His earlier endearing son, Shaun, is now almost as annoying as Jason. Though I still feel attached as I know this kid is just sad.
Onto Mr. Shelby, he’s straight forward. Old, chubby P.I. with a heart for justice. Nothing too special. I like how he is presented. I feel like I can relate to him enough to make decisions I feel the character would make. Being the knight in shining armor that I am saved the hooker, I always save hookers. I found the QTE action adequate, though I feel sorry for you if you haven’t memorized the different icons for how you’re supposed to press the buttons. If I hadn’t I would’ve been pretty annoyed by this point.
No complaints with Shelby or any of his actions so far. I find it amusing that a chubby asthmatic older gentleman has all the action scenes so far.
Now, onto the only character for whom I have any contempt….
I find Norman Jayden. Ridiculous, from his name, to his accent and so called storyline.
He seems flimsy from the get-go. While is ARI is interesting I find that it’s his only redeemable quality. His statements are awkward and chalky. There’s nothing I really do as him that’s pleasing to me in anyway. Nothing that makes me feel for him. I’m confused how he’s a drug addicted FBI guy when there’s obviously advanced technology by this point in time and therefore drug screenings should be easier and more efficient.
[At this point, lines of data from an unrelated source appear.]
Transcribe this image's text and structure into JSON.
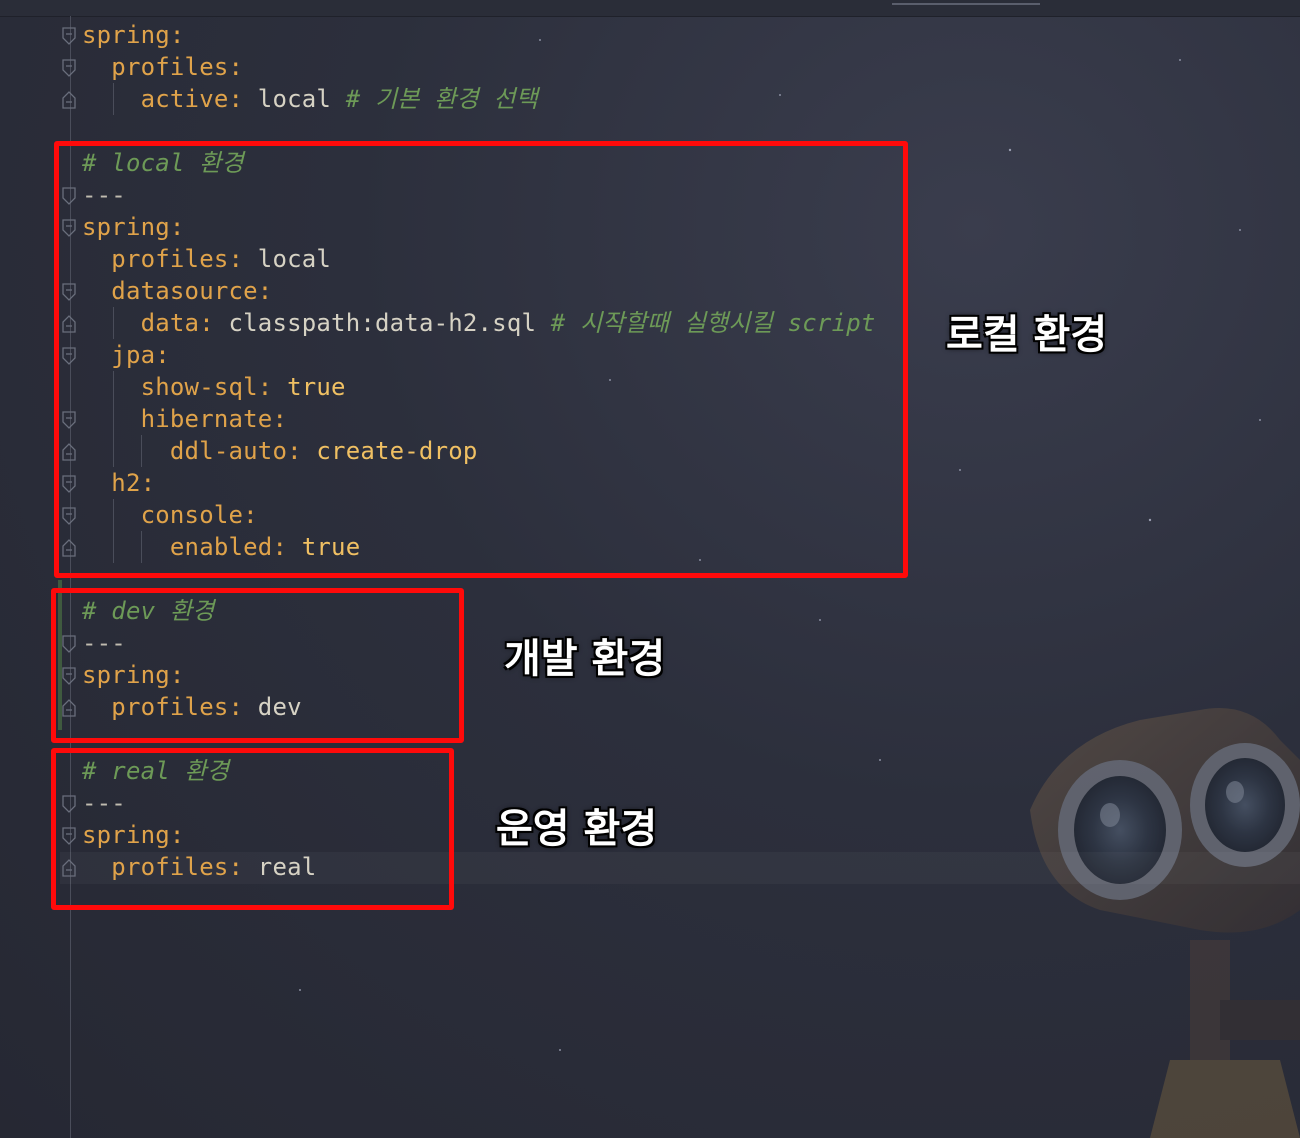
{
  "editor": {
    "lines": [
      {
        "parts": [
          {
            "t": "spring:",
            "c": "key"
          }
        ]
      },
      {
        "parts": [
          {
            "t": "  profiles:",
            "c": "key"
          }
        ]
      },
      {
        "parts": [
          {
            "t": "    active: ",
            "c": "key"
          },
          {
            "t": "local",
            "c": "val"
          },
          {
            "t": " # 기본 환경 선택",
            "c": "cmt"
          }
        ]
      },
      {
        "parts": []
      },
      {
        "parts": [
          {
            "t": "# local 환경",
            "c": "cmt"
          }
        ]
      },
      {
        "parts": [
          {
            "t": "---",
            "c": "sep"
          }
        ]
      },
      {
        "parts": [
          {
            "t": "spring:",
            "c": "key"
          }
        ]
      },
      {
        "parts": [
          {
            "t": "  profiles: ",
            "c": "key"
          },
          {
            "t": "local",
            "c": "val"
          }
        ]
      },
      {
        "parts": [
          {
            "t": "  datasource:",
            "c": "key"
          }
        ]
      },
      {
        "parts": [
          {
            "t": "    data: ",
            "c": "key"
          },
          {
            "t": "classpath:data-h2.sql",
            "c": "val"
          },
          {
            "t": " # 시작할때 실행시킬 script",
            "c": "cmt"
          }
        ]
      },
      {
        "parts": [
          {
            "t": "  jpa:",
            "c": "key"
          }
        ]
      },
      {
        "parts": [
          {
            "t": "    show-sql: ",
            "c": "key"
          },
          {
            "t": "true",
            "c": "bool"
          }
        ]
      },
      {
        "parts": [
          {
            "t": "    hibernate:",
            "c": "key"
          }
        ]
      },
      {
        "parts": [
          {
            "t": "      ddl-auto: ",
            "c": "key"
          },
          {
            "t": "create-drop",
            "c": "bool"
          }
        ]
      },
      {
        "parts": [
          {
            "t": "  h2:",
            "c": "key"
          }
        ]
      },
      {
        "parts": [
          {
            "t": "    console:",
            "c": "key"
          }
        ]
      },
      {
        "parts": [
          {
            "t": "      enabled: ",
            "c": "key"
          },
          {
            "t": "true",
            "c": "bool"
          }
        ]
      },
      {
        "parts": []
      },
      {
        "parts": [
          {
            "t": "# dev 환경",
            "c": "cmt"
          }
        ]
      },
      {
        "parts": [
          {
            "t": "---",
            "c": "sep"
          }
        ]
      },
      {
        "parts": [
          {
            "t": "spring:",
            "c": "key"
          }
        ]
      },
      {
        "parts": [
          {
            "t": "  profiles: ",
            "c": "key"
          },
          {
            "t": "dev",
            "c": "val"
          }
        ]
      },
      {
        "parts": []
      },
      {
        "parts": [
          {
            "t": "# real 환경",
            "c": "cmt"
          }
        ]
      },
      {
        "parts": [
          {
            "t": "---",
            "c": "sep"
          }
        ]
      },
      {
        "parts": [
          {
            "t": "spring:",
            "c": "key"
          }
        ]
      },
      {
        "parts": [
          {
            "t": "  profiles: ",
            "c": "key"
          },
          {
            "t": "real",
            "c": "val"
          }
        ]
      }
    ]
  },
  "annotations": {
    "local": "로컬 환경",
    "dev": "개발 환경",
    "real": "운영 환경"
  },
  "colors": {
    "highlight_box": "#ff0a0a",
    "key": "#e0a34a",
    "comment": "#6d9a57",
    "value": "#d6d2c4"
  },
  "icons": {
    "fold_open": "fold-open-icon",
    "fold_close": "fold-close-icon"
  }
}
His accent is very try to hard on part of the voice actor. He never sounds serious and I find myself repeating everything he says in the voice of Down syndrome child. Also, apparently Quantic’s character designer was staying up all night downing redbull while jacking off to the Matrix when they sketched him.
Perhaps, it’s just the choices I’ve made that make him an uninteresting dult, but I can’t imagine what could be that different.
The only thing in his story so far is the investigation itself. In that case though I would just assume pick Shelby any day of the week.
He is really the only “special” FBI agent I’ve ever seen. He can barely say his name without slurring into an mental challenged state.
Onto the lovely ladies scenario…I haven’t played much into hers, but I enjoy the voice acting and her action scene was rather good.
In recap, Quantic Dream has already failed it’s mission somewhat. It will be interesting to see how the rest plays out. Either was so far it’s interesting.
The controls can be annoying, but kudos for using the amount of rain as timing/framing device….
Not like you did that with the Temperature in Fahrenheit… read